Friday, October 10, 2014

Hypothetical questions about Phil Ivey

Suppose Ivey had set up his advantageous situation, with the casino's defective cards, automatic shuffler, etc., but had then had a streak of terrible luck and lost millions of dollars instead of winning millions, and the casino bosses later learned of what techniques he had been using. Would they have rushed to issue him a check to refund his losses? If he sued them trying to reclaim his losses, on the grounds that the conditions of the game were unfair, would they agree and cheerfully pay him back?

Put another way, is it the casinos' position that the conditions of the game were only unfair if they lost?


angerisagift said...


Pete P. Peters said...

Depends on if the Casino created the situation (or even knew of it in advance) or if Ivey created the edge unbeknownst to the house).

If the situation was created by the house, or if it was aware, then the Casino must be estopped from negating Ivey's play after the fact.

If, however, it was Ivey that created the edge, then he should live with the consequences if his scheme does not pan out. Any other result puts Ivey in a no lose scenario which cannot stand.

Pete said...

I think this is a poor case to make that point. It is my understanding that Phil Ivey actively participated in creating the situation by essentially bribing employees to turn cards for him so he could take advantage of the situation. Even if that wasn't the case, because the player in the game is the only one with decision making (which way to bet) the house could not benefit from the unfair conditions.

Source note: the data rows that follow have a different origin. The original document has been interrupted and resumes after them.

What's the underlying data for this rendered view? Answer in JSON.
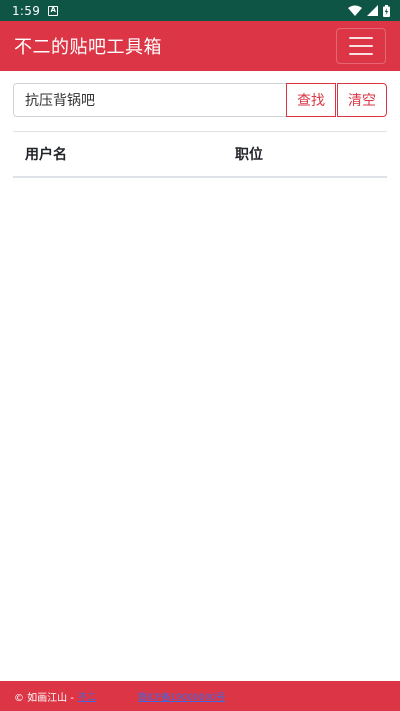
{
  "status_bar": {
    "time": "1:59",
    "notification_letter": "A",
    "icons": [
      "wifi-icon",
      "signal-icon",
      "battery-charging-icon"
    ]
  },
  "navbar": {
    "brand": "不二的贴吧工具箱",
    "menu_icon": "hamburger-icon"
  },
  "search": {
    "value": "抗压背锅吧",
    "search_label": "查找",
    "clear_label": "清空"
  },
  "table": {
    "headers": [
      "用户名",
      "职位"
    ],
    "rows": []
  },
  "footer": {
    "copyright": "© 如画江山 -",
    "author_link": "不二",
    "icp_link": "赣ICP备19000000号"
  },
  "colors": {
    "primary": "#dc3545",
    "status_bar": "#0e5546"
  }
}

I think your point is better made when it comes to slot machines. When a player wins a large jackpot the aff opens up the machine to check for malfunctions. If a malfunction is found the jackpot is voided. Why is it that only check when they are losing. How come they don't come out and check to see if there was a malfunction after players lose?

Rakewell said...

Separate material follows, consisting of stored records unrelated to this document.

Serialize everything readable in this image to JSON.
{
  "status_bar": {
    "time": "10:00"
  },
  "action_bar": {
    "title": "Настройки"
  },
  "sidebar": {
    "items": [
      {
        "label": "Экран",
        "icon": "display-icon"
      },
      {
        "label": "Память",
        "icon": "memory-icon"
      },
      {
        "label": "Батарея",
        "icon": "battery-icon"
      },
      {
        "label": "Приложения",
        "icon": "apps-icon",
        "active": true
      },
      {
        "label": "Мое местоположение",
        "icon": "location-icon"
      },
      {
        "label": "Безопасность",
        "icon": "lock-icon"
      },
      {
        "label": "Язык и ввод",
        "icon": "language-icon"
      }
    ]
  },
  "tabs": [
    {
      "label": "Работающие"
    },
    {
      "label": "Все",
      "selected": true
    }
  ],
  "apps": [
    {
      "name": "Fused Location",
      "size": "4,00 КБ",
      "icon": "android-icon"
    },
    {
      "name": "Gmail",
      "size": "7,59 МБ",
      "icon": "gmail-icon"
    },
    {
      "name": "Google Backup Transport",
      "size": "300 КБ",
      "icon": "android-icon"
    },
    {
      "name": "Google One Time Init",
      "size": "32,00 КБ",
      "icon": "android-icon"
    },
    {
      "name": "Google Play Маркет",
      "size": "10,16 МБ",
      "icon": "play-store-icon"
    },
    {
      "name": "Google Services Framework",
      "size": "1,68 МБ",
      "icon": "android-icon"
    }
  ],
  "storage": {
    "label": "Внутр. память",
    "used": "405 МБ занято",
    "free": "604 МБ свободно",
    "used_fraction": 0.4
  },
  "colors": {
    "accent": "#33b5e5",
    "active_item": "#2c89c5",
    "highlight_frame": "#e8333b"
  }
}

PPP: As it is, aren't the casinos in the no-lose situation? If Ivey lost, they'd win. But when he won, they refuse to pay him (the British casino) or sue him to get his winnings back (Atlantic City).

Ivey requested the conditions, but authorized casino personnel explicitly agreed to his requests.

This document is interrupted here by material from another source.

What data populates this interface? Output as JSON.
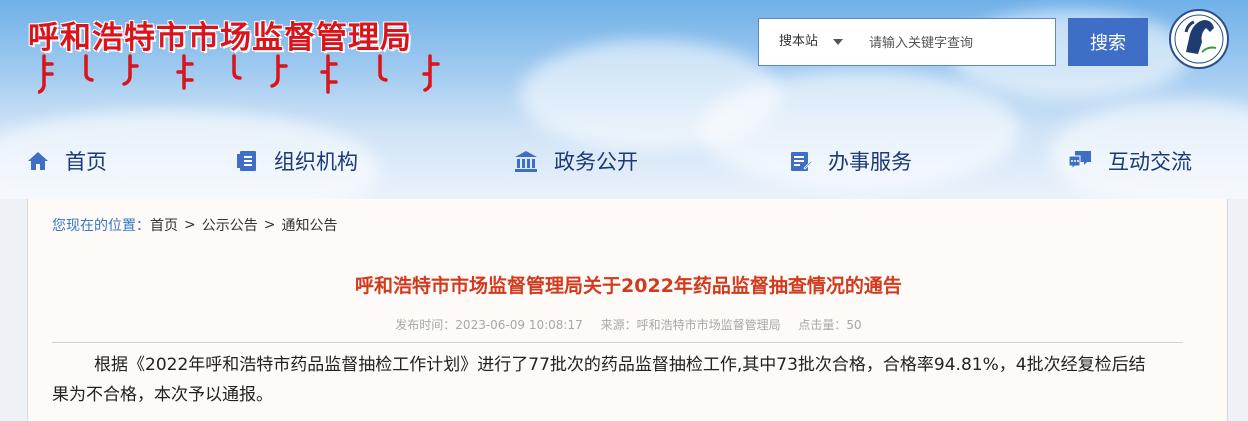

Anonymous said...

Let me preface by saying that (without knowing the details of the English law and not having read the specific ruling of the judge), the ruling sounds rather dumb: (1) the casino agreed to use the specific type of cards; (2) it was a "standard" deck of such cards (vs. Ivey adding in more Aces or something) that Ivey didn't physically manipulate (e.g. marking the cards himself); (3) casinos are fine with an unfair advantage as long as it benefits them and is (theoretically) public (though I don't recall the roulette table clearly numbering out for people the odds of each play before they make it, which would make it clear that 35/1 odds on a 36/1 odds is not "even" and instead favors the casino.

However, if Ivey's actions are viewed as "cheating"/"unfair", then the casino has no obligation to refund Ivey's theoretical losses even though the odds were "unfairly" slanted in Ivey's favor, just as a gambler doesn't have to return roulette winnings to a casino even though the standard (accepted) odds are slanted in the casino's favor (the odds being accepted are important because it reflects a "meeting of the minds", to borrow a phrase from contracts).

Say you agree to a bet with a shady person on a coin flip result, with the shady person having Heads. He's smart enough not to use a double-sided coin, but instead uses one that will (say) land on heads 60% of the time, while you think he's using a fair coin. Although the coin should give him an advantage, the end of the session sees that Tails has landed 55% of the time, giving you a victory. If the shady guy took you to court, what would his argument be? Even if he argued there was no meeting of the minds because you didn't know about the unfair coin, he has unclean hands (in terms of equity), as he was responsible for the slanting of the odds in his own favor whereas, had you lost, you could more reasonably argue that not only was there no meeting of the minds on the odds, but the defendant was also unjustly (due to his one-sided manipulation) enriched by his actions.

Eddie said...

Grump, there are multiple levels to this:

1) Casino setting up a game with an edge for itself: That basically describes all casino games! The exception is if the casino advertises a particular edge (slot payout for example) but configures the game to give it greater than advertised edge. It is the gaming commissions' responsibilities to catch the casino's in this deceit and punish them. However, the player(s) will usually be unaware of this and receive to remediation.

2) The player loses even after he cheats: Tough shit. Card counters lose at blackjack all the time. The goal is to get an advantage. Just because that advantage fails you, doesn't mean you can do anything about it.

3) Did Ivey cheat? This is the legal grey matter. I say any game in which the rules are agreed to at the start is legal. All casinos in this case agreed to give Ivey his conditions.

Do I agree with what Ivey did? Not really. Were his pools of games that he could beat drying up? It just doesn't make sense for his to even be taking that risk.